  • Norway’s main municipal pensions provider KLP has decided to exclude companies from its investments that have more than 30% of their revenue stemming from oil sands activities, and use the proceeds of these asset sales for new renewable energy investments in the developing world. The NOK641bn (€64.9bn) pension provider made the decision after commissioning research that showed the consequences of oil sands production — also known as tar sands — were just as harmful to the environment as those of coal.
  • New York City Comptroller Scott Stringer said this week his office would propose to the trustees of the NYC pension funds to explore stopping additional investments in fossil fuels and increasing investments in clean energy. The proposals in the coming weeks will also include divesting current holdings in fossil fuel companies as part of efforts to reduce carbon footprint in various portfolios, Stringer said in a statement.
Cuomo Wants To End Fossil Fuel Investment By Pension Fund l State of Politics

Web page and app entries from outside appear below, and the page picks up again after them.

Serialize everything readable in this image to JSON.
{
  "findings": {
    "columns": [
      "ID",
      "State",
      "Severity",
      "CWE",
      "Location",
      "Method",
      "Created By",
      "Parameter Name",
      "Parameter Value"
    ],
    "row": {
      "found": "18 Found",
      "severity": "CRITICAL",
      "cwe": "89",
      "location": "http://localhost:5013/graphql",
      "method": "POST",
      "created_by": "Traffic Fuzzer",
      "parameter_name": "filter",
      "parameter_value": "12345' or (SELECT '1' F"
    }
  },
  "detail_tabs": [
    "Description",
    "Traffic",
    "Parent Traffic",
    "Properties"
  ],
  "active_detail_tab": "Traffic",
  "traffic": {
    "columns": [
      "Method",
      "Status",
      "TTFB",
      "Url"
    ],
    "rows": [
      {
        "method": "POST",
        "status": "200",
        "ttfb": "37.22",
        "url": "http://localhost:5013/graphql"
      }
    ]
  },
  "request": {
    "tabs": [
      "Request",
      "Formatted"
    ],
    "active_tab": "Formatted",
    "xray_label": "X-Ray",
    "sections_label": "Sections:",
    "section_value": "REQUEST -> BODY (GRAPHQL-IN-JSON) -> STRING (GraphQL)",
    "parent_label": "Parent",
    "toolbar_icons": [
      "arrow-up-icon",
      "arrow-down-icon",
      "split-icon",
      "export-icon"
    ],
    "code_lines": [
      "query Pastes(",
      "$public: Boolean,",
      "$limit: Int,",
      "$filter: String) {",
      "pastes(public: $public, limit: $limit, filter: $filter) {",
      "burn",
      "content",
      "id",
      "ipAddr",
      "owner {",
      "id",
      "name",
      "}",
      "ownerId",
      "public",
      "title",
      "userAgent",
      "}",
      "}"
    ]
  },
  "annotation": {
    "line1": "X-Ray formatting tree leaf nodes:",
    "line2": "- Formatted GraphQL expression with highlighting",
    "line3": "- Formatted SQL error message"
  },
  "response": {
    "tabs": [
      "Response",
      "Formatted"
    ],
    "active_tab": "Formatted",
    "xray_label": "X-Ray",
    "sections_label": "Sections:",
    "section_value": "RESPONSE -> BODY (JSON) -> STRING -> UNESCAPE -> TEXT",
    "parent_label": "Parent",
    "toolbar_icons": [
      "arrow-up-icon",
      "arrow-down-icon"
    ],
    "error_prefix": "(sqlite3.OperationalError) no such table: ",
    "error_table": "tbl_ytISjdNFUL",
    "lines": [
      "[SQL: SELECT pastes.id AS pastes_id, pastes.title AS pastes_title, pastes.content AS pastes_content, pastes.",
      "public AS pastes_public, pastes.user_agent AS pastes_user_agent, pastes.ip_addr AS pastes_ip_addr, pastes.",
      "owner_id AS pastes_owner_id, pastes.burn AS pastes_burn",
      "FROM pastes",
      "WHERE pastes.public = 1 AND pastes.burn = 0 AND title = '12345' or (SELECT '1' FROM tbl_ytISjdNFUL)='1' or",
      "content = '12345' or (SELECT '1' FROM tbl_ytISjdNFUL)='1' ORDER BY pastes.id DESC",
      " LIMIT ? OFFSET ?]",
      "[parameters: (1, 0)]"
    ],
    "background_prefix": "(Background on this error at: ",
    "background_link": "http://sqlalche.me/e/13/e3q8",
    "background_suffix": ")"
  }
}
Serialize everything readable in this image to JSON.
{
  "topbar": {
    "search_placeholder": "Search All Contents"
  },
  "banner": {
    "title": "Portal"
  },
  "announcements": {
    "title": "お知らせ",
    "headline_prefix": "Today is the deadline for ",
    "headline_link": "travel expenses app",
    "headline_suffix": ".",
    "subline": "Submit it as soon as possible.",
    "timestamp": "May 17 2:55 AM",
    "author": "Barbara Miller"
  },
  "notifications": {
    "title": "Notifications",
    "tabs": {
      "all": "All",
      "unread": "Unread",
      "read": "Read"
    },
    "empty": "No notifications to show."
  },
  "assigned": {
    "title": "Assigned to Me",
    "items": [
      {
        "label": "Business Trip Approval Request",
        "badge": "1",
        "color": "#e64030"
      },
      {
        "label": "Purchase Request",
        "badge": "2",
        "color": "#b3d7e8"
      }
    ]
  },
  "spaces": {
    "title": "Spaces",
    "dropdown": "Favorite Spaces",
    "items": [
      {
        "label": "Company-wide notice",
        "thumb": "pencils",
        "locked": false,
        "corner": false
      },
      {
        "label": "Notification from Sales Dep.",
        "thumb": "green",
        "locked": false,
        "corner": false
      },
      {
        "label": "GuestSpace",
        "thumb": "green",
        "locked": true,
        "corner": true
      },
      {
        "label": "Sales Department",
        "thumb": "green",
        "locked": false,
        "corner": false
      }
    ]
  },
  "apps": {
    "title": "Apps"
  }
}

  • The state should stop making new investments from its $200 billion public pension fund in fossil fuel companies, Gov. Andrew Cuomo annonuced this week. The push, part of the 2018 State of the State agenda, will also lead to the creation of an advisory panel to develop a “de-carbonization roadmap” for new investments that bolster fighting climate change and green technology.
After Months of Student Protest, Reed Declines to Divest From Wells Fargo l The Oregonian
  • After nearly three months of a student occupation of administrative offices, Reed College announced today it will continue to work with Wells Fargo, against the protesters' wishes. The student group Reedies Against Racism pitched tents in the offices and hallways of Eliot Hall in October, after demanding that Reed divest immediately from Wells Fargo, listing concerns such as investment in "private prisons," as well as "the Dakota Access Pipeline, the fossil fuel industry, and companies that profit from the Israeli Occupation Crimes."